A Top Academic Achiever’s 5 secrets to acing Law
January 15, 2018
“I started in ATC when I was in my A-Level course. But initially I didn’t intend to stay - I intended to go overseas. However, given my comfort level at ATC and the possibility of attaining a University of London degree all while studying here, I decided to continue at ATC itself. Besides, the college has always been famous for producing good students.”
Advance Tertiary College (ATC) student Hon Yee Neng knows a thing or two about getting those scores that will land her at the top. Currently among the Top 3 in Malaysia for the University of London Bachelor of Laws programme, Yee Neng dishes about what she’s learnt along the way – and how you, too, can be a top achiever.
Personally, the most difficult part about studying Law lies in getting your answers to stand out from everyone else’s. At times, understanding concepts can be hard, but trying to analyse it in a different light can be all the more challenging at times.
Firstly, you need to be really passionate about Law if you really want to embark upon this journey – before you even start. Other than that, you don’t really need to love reading, in all honesty. Because even if you’re passionate about the subject but don’t like reading, you will end up having to spend countless hours reading.
To know more, you have to read more; isn’t that how it goes? There’s quite a lot of reading, memorising and understanding to get in touch with the subject.
During the exam periods, I wake up at 8am, and study all the way through till 12pm. After taking a nap till 3pm, I then continue studying until night-time; this usually goes on on a daily basis, 3 months prior to May, when our exam takes place. At times I too stick around the library until 9pm – the librarians have come to know me so well now, because of that!
Besides, it’s not just during university that one has to persevere, as a Law student. As I am hoping to be a Human Rights Lawyer in the future, I am currently interning at a Law firm by the name of Jerald Gomez & Associates. I look at their life, now, and realise that it does indeed take quite a lot to be a Lawyer in your own right. Which is why, above all, I stress on the importance of perseverance.
During my A-Level course I met this one lecturer, who I would meet in the mornings since I would come in early. He’s the one who’s been giving me moral support ever since – even before my exam, if I take a photo of my essay, he’ll make sure to check it through, even if he has to do it through WhatsApp! That was extremely nice of him.
He is just one of many of my lecturers who are not just dedicated, but know my classmates and I through and through. Due to the small size of the school, you tend to get very close to your lecturers here at ATC, and they get to know you very well in turn. They know your strengths, your weaknesses, and can give you the best help and direction you may need in your studies.
It was my mum who originally pushed me towards pursuing my A-Level course at ATC, since the college specialises in Law. Then, it was I who decided to pursue it further, after. Her support for my career and me has gone a long way. Above all, I really want to thank God as well, for this journey. It hasn’t been easy for me, to be entirely honest.

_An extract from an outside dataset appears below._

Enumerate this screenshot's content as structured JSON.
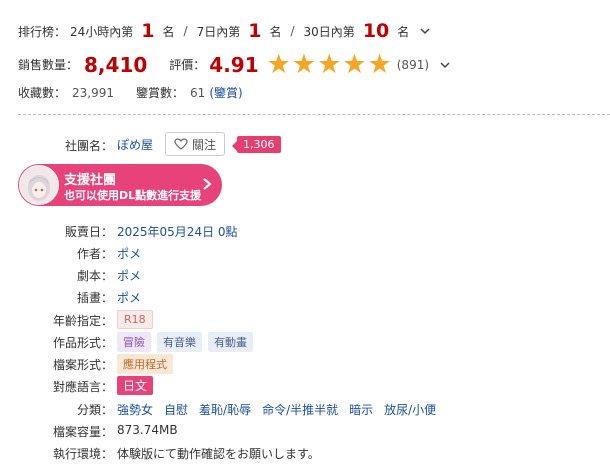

What most people tend to look over, however, is that your support system needs to be yourself as well.
I think when it comes to studies, ATC does it really well. ATC gives you the proper lecturers, lecture notes, everything. What you need on your own, then, is have mental strength, to stay grounded. Because on some days, you just don’t want to study. That’s the problem with external students – we only have one exam per year, so you have to make sure to stay really focused throughout, since the urge to procrastinate due to this can be very hard to deal with. Moreover, since its 100% exam-based, it can get a bit lonely sometimes as well without coursework and such with your fellow classmates because everyone is just studying all the way, all on their own!
Study Law at Advance Tertiary College (ATC)
ATC, compared to most universities in Malaysia, has a small community of students and lecturers, in that you feel very much so at home – you feel more comfortable. Your lecturers get to know you really well. They all are very focused as well in their subjects too, since ATC specialises in Law and Business alone. If I had the choice to do it all over again, I wouldn’t choose any different. ATC helped me to excel – and it can help you, too!
Yee Neng with fellow Top 3 student Oh Wan Yee (Cassandra) at the campus’ study room.